At the heart of mission is story. In sharing our stories, we build relationships...bridges that unite differences. Huge gulfs of misunderstanding span the differences between gender, generation, nationality, culture, socio-economic status and religion. Conversation doesn't eliminate the divide, but it begins to build the bridge that relationship will complete. Being a missionary, a representative of Christ's church, means sharing your story and your understandings and then listening to others share their differing stories, whether the "other" lives next door or on the other side of the world.

Third, we commend. I like this term. We do not force or coerce or guilt trip or scare or persuade or threaten or cajole or plead or pressure. We commend. Krabill writes,

"The landscape of history is cluttered with ill-fated attempts to impose the Christian faith on unsuspecting, unwilling recipients and to clone them into something other than what they were created to be. Far too often, the methods used in transmitting the gospel have contradicted the message of God's peacemaking initiative in Jesus. In such instances, the church has communicated a message falsely perverse and counter-intuitive to what God is actually up to in the world."

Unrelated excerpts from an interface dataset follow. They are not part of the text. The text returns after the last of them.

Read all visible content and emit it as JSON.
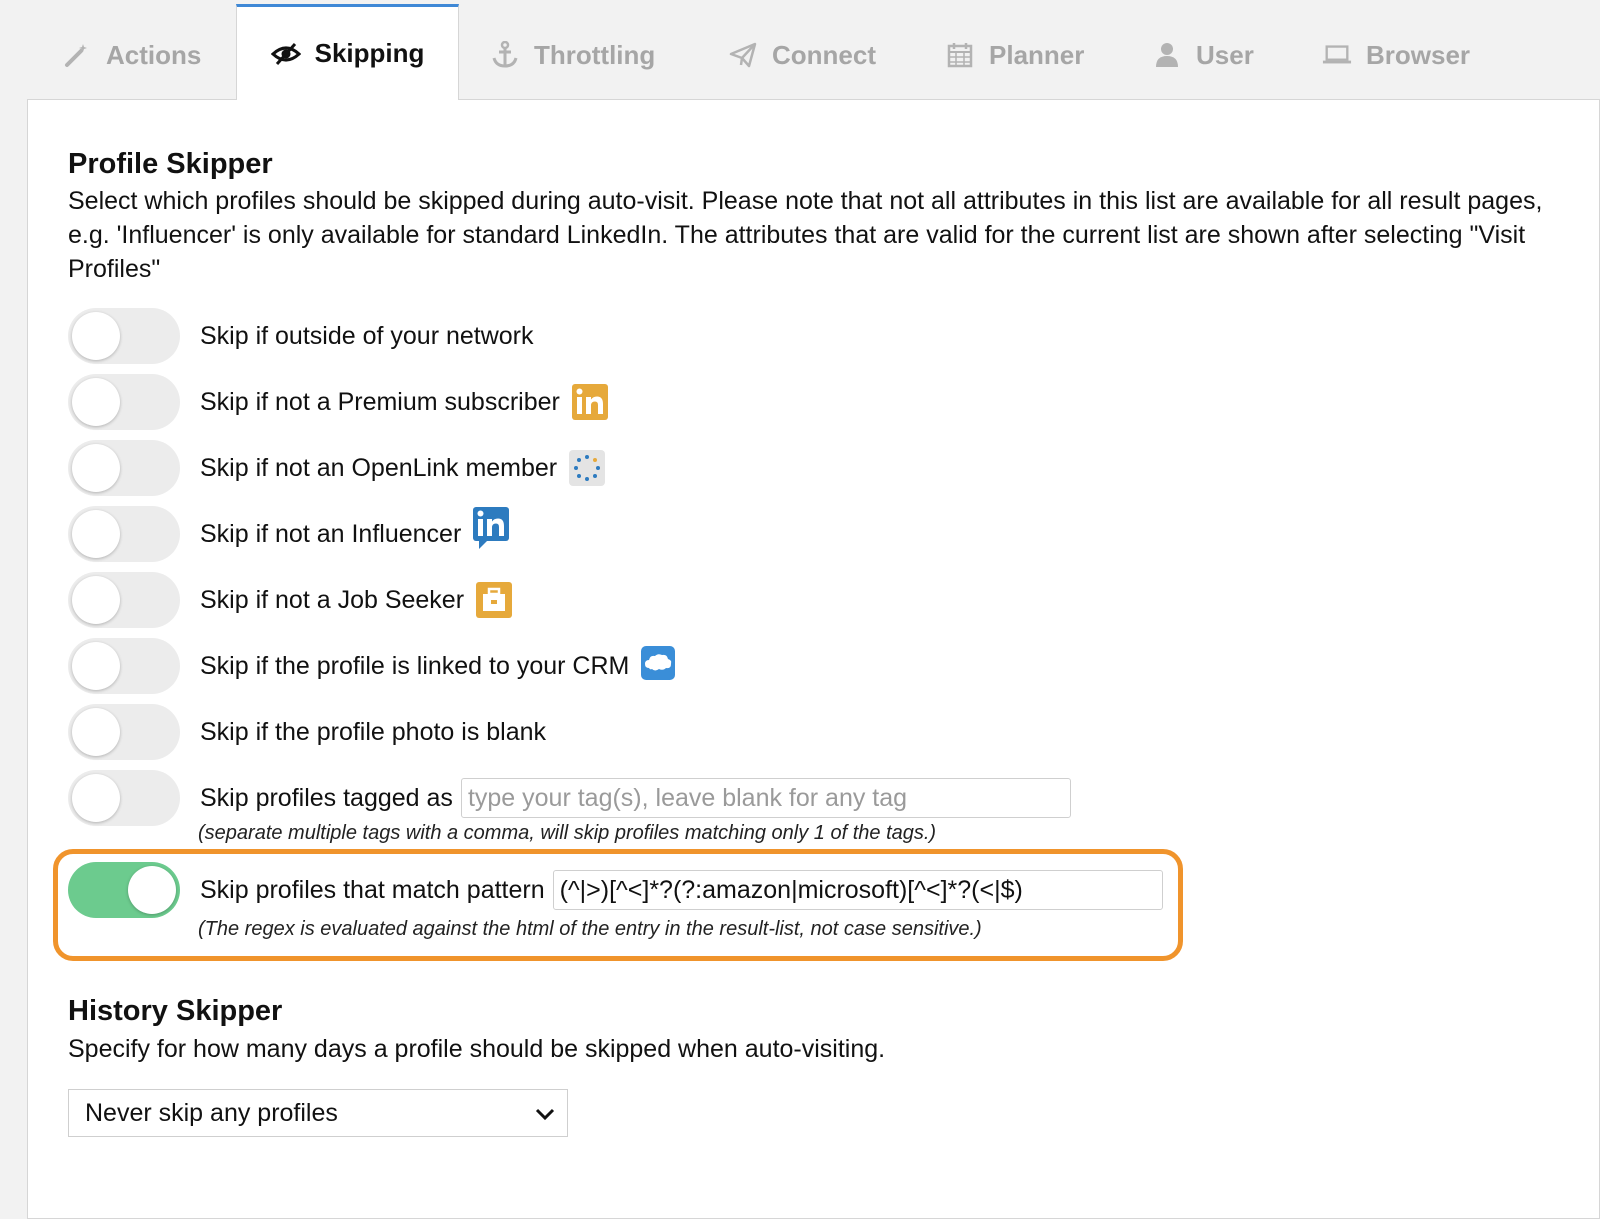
{
  "tabs": [
    {
      "label": "Actions",
      "icon": "magic-wand-icon"
    },
    {
      "label": "Skipping",
      "icon": "eye-slash-icon",
      "active": true
    },
    {
      "label": "Throttling",
      "icon": "anchor-icon"
    },
    {
      "label": "Connect",
      "icon": "paper-plane-icon"
    },
    {
      "label": "Planner",
      "icon": "calendar-icon"
    },
    {
      "label": "User",
      "icon": "user-icon"
    },
    {
      "label": "Browser",
      "icon": "laptop-icon"
    }
  ],
  "profile_skipper": {
    "title": "Profile Skipper",
    "description": "Select which profiles should be skipped during auto-visit. Please note that not all attributes in this list are available for all result pages, e.g. 'Influencer' is only available for standard LinkedIn. The attributes that are valid for the current list are shown after selecting \"Visit Profiles\"",
    "options": [
      {
        "label": "Skip if outside of your network",
        "enabled": false
      },
      {
        "label": "Skip if not a Premium subscriber",
        "enabled": false,
        "icon": "linkedin-premium-icon"
      },
      {
        "label": "Skip if not an OpenLink member",
        "enabled": false,
        "icon": "openlink-icon"
      },
      {
        "label": "Skip if not an Influencer",
        "enabled": false,
        "icon": "linkedin-influencer-icon"
      },
      {
        "label": "Skip if not a Job Seeker",
        "enabled": false,
        "icon": "job-seeker-icon"
      },
      {
        "label": "Skip if the profile is linked to your CRM",
        "enabled": false,
        "icon": "crm-icon"
      },
      {
        "label": "Skip if the profile photo is blank",
        "enabled": false
      }
    ],
    "tagged": {
      "label": "Skip profiles tagged as",
      "enabled": false,
      "placeholder": "type your tag(s), leave blank for any tag",
      "value": "",
      "hint": "(separate multiple tags with a comma, will skip profiles matching only 1 of the tags.)"
    },
    "pattern": {
      "label": "Skip profiles that match pattern",
      "enabled": true,
      "value": "(^|>)[^<]*?(?:amazon|microsoft)[^<]*?(<|$)",
      "hint": "(The regex is evaluated against the html of the entry in the result-list, not case sensitive.)"
    }
  },
  "history_skipper": {
    "title": "History Skipper",
    "description": "Specify for how many days a profile should be skipped when auto-visiting.",
    "selected": "Never skip any profiles"
  },
  "colors": {
    "accent": "#3f88d6",
    "toggle_on": "#6ccb8e",
    "highlight": "#f0942c",
    "premium": "#e6a93b",
    "linkedin_blue": "#2d7bbf"
  }
}
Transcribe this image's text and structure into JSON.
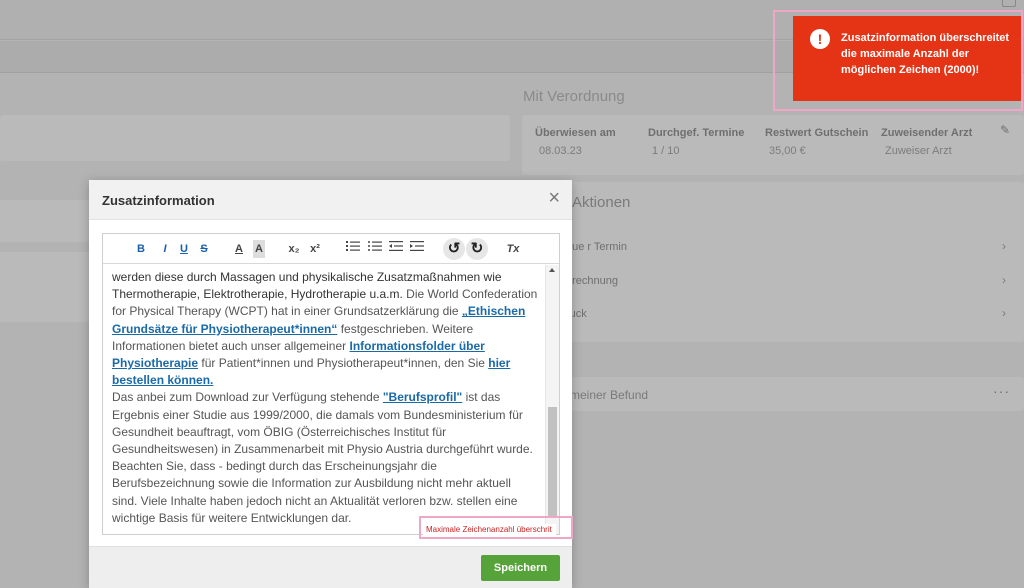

If we are really serious about following Jesus, his words and his example, then it seems only natural to share how Jesus' story has shaped our own. Jesus, in fact, commissions us all to do exactly this - to share God's good news with everyone. But we offer our commendation with humility, recognizing that others have their own glimpse of God's truth to reveal as well - a glimpse that may, through the power of story and relationship, transform our own limited understandings. And we commend, understanding the Christian Church has undergone a quiet revolution in the last century. The majority of Christians, the majority of missionaries, now come from countries other than our own. What does the United States have to learn about church from the univeral Church? But we do commend. With open ears, we offer our commendations to and about God for all those seeking the open conversation.

1 comment:

Sheri Ellwood said...

Words like "missional" and "evangelism" have so much baggage connected to them that it is hard to even discuss such things. Mission and evangelism as speaking the truth and living that truth are absolutely part of our calling. Coercion is not.
In other words, I agree with you!